Crypto · Investing

A different buy: Crypto Coin – Ripple

As you have seen on different blogs, a part of the community has jumped on the crypto-bandwagon. I have been interested in crypto currencies for multiple years, actually owning a mining rig for a few months to mine LTC (Litecoin). Unfortantely I did not have the foresight to just buy bitcoins when they were cheap but my interests in the subject never wavered.

After reading the blog of Investmunt Hunting on his purchases I was triggered again to do something with my ongoing interests. So after some investigating I decided to buy into the Ripple coin.

Ripple’s website describes the opensource protocol as “basic infrastructure technology for interbank transactions – a neutral utility for financial institutions and systems.” And it already has the attention of large parts of the financial and banking world.

The protocol allows banks and non-bank financial services companies to incorporate the Ripple protocol into their own systems, and therefore allow their customers to use the service. Currently, Ripple requires two parties for a transaction to occur: first, a regulated financial institution “holds funds and issues balances on behalf of customers.” Second, “market makers” such as hedge funds or currency trading desks provide liquidity in the currency they want to trade in. At its core, Ripple is based around a shared, public database or ledger that has its contents decided on by consensus. In addition to balances, the ledger holds information about offers to buy or sell currencies and assets, creating the first distributed exchange. The consensus process allows for payments, exchanges and remittance in a distributed process. According to the CGAP in 2015, “Ripple does for payments what SMTP did for email, which is enable the systems of different financial institutions to communicate directly.”

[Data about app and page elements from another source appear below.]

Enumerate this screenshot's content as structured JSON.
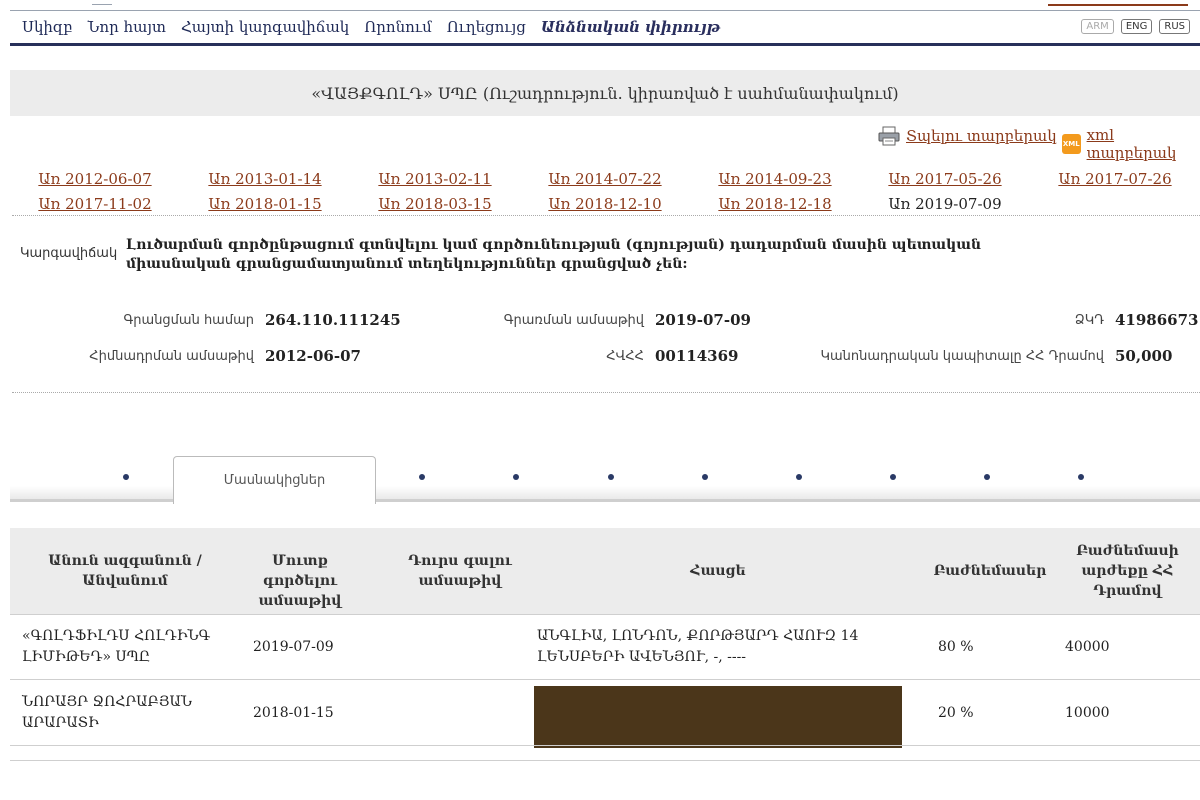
{
  "nav": {
    "items": [
      "Սկիզբ",
      "Նոր հայտ",
      "Հայտի կարգավիճակ",
      "Որոնում",
      "Ուղեցույց"
    ],
    "active": "Անձնական փիրույթ"
  },
  "languages": [
    "ARM",
    "ENG",
    "RUS"
  ],
  "page_title": "«ՎԱՅՔԳՈԼԴ» ՍՊԸ (Ուշադրություն. կիրառված է սահմանափակում)",
  "actions": {
    "print_label": "Տպելու տարբերակ",
    "xml_label": "xml տարբերակ",
    "xml_icon_text": "XML"
  },
  "versions": {
    "row1": [
      "Առ 2012-06-07",
      "Առ 2013-01-14",
      "Առ 2013-02-11",
      "Առ 2014-07-22",
      "Առ 2014-09-23",
      "Առ 2017-05-26",
      "Առ 2017-07-26"
    ],
    "row2": [
      "Առ 2017-11-02",
      "Առ 2018-01-15",
      "Առ 2018-03-15",
      "Առ 2018-12-10",
      "Առ 2018-12-18"
    ],
    "current": "Առ 2019-07-09"
  },
  "status": {
    "label": "Կարգավիճակ",
    "text": "Լուծարման գործընթացում գտնվելու կամ գործունեության (գոյության) դադարման մասին պետական միասնական գրանցամատյանում տեղեկություններ գրանցված չեն:"
  },
  "details": {
    "reg_number_label": "Գրանցման համար",
    "reg_number": "264.110.111245",
    "reg_date_label": "Գրառման ամսաթիվ",
    "reg_date": "2019-07-09",
    "tin_label": "ՁԿԴ",
    "tin": "41986673",
    "founding_date_label": "Հիմնադրման ամսաթիվ",
    "founding_date": "2012-06-07",
    "hvhh_label": "ՀՎՀՀ",
    "hvhh": "00114369",
    "capital_label": "Կանոնադրական կապիտալը ՀՀ Դրամով",
    "capital": "50,000"
  },
  "tabs": {
    "active": "Մասնակիցներ"
  },
  "table": {
    "headers": {
      "name": "Անուն ազգանուն / Անվանում",
      "entry": "Մուտք գործելու ամսաթիվ",
      "exit": "Դուրս գալու ամսաթիվ",
      "address": "Հասցե",
      "share": "Բաժնեմասեր",
      "value": "Բաժնեմասի արժեքը ՀՀ Դրամով"
    },
    "rows": [
      {
        "name": "«ԳՈԼԴՖԻԼԴՍ ՀՈԼԴԻՆԳ ԼԻՄԻԹԵԴ» ՍՊԸ",
        "entry": "2019-07-09",
        "exit": "",
        "address": "ԱՆԳԼԻԱ, ԼՈՆԴՈՆ, ՔՈՐԹՅԱՐԴ ՀԱՈՒԶ 14 ԼԵՆՍԲԵՐԻ ԱՎԵՆՅՈՒ, -, ----",
        "share": "80 %",
        "value": "40000"
      },
      {
        "name": "ՆՈՐԱՅՐ ՋՈՀՐԱԲՅԱՆ ԱՐԱՐԱՏԻ",
        "entry": "2018-01-15",
        "exit": "",
        "address": "",
        "share": "20 %",
        "value": "10000"
      }
    ]
  },
  "colors": {
    "nav_text": "#1f2a57",
    "link": "#8b3a1a",
    "nav_rule": "#27305a",
    "redaction": "#4b361a"
  }
}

Market capitalization overview:


As of April 2017, members of the network known as the Global Payments Steering Group (GPSG) are Bank of America Merrill Lynch, Canadian Imperial Bank of Commerce, Mitsubishi UFJ Financial Group, Royal Bank of Canada, Santander, Standard Chartered, UniCredit and Westpac Banking Corporation. The group will “oversee the creation and maintenance of Ripple payment transaction rules, formalized standards for activity using Ripple, and other actions to support the implementation of Ripple payment capabilities.”

15 of the 50 largest banks in the world are already testing with the Ripple Network and it has received investment capital from Google Ventures, China Growth Capital and other like Standard Chartered, Accenture Ventures, SCB Digital Ventures, and SBI Holdings.

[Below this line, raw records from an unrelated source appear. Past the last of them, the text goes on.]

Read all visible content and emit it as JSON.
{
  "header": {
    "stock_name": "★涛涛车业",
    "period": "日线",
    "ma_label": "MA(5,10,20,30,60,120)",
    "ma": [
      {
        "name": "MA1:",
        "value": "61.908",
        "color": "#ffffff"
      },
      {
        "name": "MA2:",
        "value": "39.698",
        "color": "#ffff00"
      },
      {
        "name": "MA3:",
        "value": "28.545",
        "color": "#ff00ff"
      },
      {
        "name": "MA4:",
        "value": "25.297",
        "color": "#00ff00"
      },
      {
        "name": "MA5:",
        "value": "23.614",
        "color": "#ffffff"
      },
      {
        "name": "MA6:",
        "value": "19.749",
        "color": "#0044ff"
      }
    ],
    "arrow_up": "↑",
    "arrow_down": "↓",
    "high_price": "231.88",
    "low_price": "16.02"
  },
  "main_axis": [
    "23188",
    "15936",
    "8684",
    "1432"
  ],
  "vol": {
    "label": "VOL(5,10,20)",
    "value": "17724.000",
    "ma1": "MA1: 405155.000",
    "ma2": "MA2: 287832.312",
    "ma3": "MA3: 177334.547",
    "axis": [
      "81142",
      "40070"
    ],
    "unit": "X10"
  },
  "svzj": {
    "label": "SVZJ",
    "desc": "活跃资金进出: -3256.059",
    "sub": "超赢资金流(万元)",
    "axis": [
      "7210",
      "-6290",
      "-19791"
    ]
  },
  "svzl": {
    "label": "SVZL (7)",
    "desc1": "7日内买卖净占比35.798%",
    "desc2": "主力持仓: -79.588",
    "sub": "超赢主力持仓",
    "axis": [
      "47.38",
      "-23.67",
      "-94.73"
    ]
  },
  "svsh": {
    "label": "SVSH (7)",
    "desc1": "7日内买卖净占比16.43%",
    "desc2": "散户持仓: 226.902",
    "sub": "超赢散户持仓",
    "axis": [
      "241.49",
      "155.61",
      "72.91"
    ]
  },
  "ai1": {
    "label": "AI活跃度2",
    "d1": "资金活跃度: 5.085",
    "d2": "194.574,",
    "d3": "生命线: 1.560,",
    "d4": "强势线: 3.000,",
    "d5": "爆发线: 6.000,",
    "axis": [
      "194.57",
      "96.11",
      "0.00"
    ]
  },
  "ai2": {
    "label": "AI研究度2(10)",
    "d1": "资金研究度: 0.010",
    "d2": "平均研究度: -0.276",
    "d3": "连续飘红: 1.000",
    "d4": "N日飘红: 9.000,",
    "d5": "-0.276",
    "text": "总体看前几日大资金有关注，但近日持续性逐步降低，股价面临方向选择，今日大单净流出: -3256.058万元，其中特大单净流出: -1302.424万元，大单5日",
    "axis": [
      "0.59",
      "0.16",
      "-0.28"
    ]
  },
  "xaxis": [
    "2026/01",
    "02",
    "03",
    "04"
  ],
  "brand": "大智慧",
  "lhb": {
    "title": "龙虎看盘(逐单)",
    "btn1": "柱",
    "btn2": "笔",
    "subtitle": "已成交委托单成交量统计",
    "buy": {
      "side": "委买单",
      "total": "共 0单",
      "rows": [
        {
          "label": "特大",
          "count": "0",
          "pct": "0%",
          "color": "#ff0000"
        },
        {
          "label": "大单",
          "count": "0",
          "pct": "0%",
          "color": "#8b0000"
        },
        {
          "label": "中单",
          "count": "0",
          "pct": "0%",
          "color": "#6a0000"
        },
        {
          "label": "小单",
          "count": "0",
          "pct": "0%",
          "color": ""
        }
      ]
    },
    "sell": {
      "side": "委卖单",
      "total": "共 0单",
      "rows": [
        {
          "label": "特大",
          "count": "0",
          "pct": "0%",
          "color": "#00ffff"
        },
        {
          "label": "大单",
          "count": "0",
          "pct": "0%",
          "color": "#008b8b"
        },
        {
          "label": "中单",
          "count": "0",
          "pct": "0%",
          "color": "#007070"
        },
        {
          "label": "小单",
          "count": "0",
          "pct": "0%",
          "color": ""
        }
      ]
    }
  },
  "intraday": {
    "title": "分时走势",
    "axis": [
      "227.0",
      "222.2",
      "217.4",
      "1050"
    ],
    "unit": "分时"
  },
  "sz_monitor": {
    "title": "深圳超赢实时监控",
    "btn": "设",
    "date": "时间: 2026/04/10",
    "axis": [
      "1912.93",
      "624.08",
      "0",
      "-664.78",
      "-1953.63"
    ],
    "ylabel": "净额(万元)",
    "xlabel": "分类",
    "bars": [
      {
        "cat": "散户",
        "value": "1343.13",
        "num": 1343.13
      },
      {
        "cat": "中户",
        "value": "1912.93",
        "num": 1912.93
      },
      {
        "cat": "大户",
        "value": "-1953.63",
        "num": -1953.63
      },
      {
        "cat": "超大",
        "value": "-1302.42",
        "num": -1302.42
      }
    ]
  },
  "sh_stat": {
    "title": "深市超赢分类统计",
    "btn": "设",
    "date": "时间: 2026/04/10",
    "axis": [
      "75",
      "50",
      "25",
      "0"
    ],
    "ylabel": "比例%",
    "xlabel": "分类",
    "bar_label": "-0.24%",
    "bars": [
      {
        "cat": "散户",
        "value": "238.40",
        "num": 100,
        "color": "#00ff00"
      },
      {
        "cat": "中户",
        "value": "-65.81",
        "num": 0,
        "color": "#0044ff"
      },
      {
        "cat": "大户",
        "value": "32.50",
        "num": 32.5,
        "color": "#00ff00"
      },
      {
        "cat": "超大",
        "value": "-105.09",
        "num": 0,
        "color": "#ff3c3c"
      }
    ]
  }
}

So what did I do? I opened an account at an online trader and bought €500,- worth of Ripple Coins (XRP). I received (minus the fees) about 2641 coins at a price of €0,189. Part of what interested me on this coin was the relatively low valuation of the coin similar to the early days of Bitcoin.

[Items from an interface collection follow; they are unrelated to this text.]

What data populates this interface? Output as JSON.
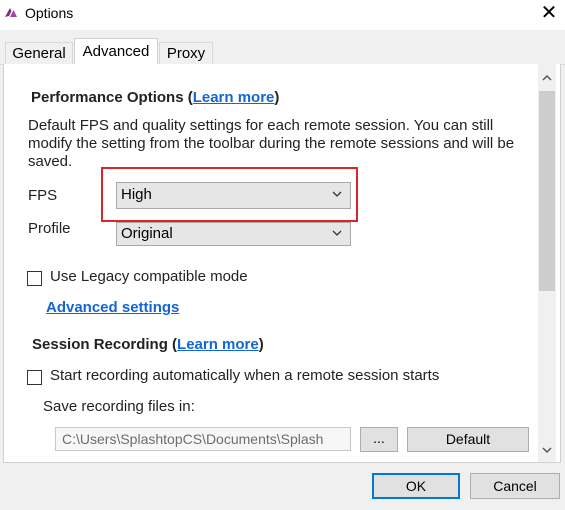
{
  "window": {
    "title": "Options",
    "close_glyph": "✕"
  },
  "tabs": [
    {
      "label": "General",
      "active": false
    },
    {
      "label": "Advanced",
      "active": true
    },
    {
      "label": "Proxy",
      "active": false
    }
  ],
  "performance": {
    "title": "Performance Options (",
    "link": "Learn more",
    "title_end": ")",
    "description": "Default FPS and quality settings for each remote session. You can still modify the setting from the toolbar during the remote sessions and will be saved.",
    "fps_label": "FPS",
    "fps_value": "High",
    "profile_label": "Profile",
    "profile_value": "Original",
    "legacy_label": "Use Legacy compatible mode",
    "legacy_checked": false,
    "advanced_link": "Advanced settings"
  },
  "recording": {
    "title": "Session Recording (",
    "link": "Learn more",
    "title_end": ")",
    "auto_label": "Start recording automatically when a remote session starts",
    "auto_checked": false,
    "save_label": "Save recording files in:",
    "path_value": "C:\\Users\\SplashtopCS\\Documents\\Splash",
    "browse_label": "...",
    "default_label": "Default"
  },
  "footer": {
    "ok_label": "OK",
    "cancel_label": "Cancel"
  },
  "icons": {
    "app": "splashtop-logo-icon",
    "close": "close-icon",
    "chevron": "chevron-down-icon",
    "scroll_up": "scroll-up-arrow-icon",
    "scroll_down": "scroll-down-arrow-icon"
  },
  "colors": {
    "link": "#1366d6",
    "highlight": "#d9262a",
    "ok_border": "#0078d7"
  }
}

So is this an investment or a gamble? I think it is a bit of both to be honest. Technically it is an value investment since I hope that the coin will steadily grow in value so I can make a healthy profit when the coins hits $1 (or maybe $15? :)) and I sell them. But with the volatility (in 1 week + 40% and now -12%) of the crypto currencies this is a lot more of a gamble then my dividend stocks.

So anyone else decided to start buying crypto currencies?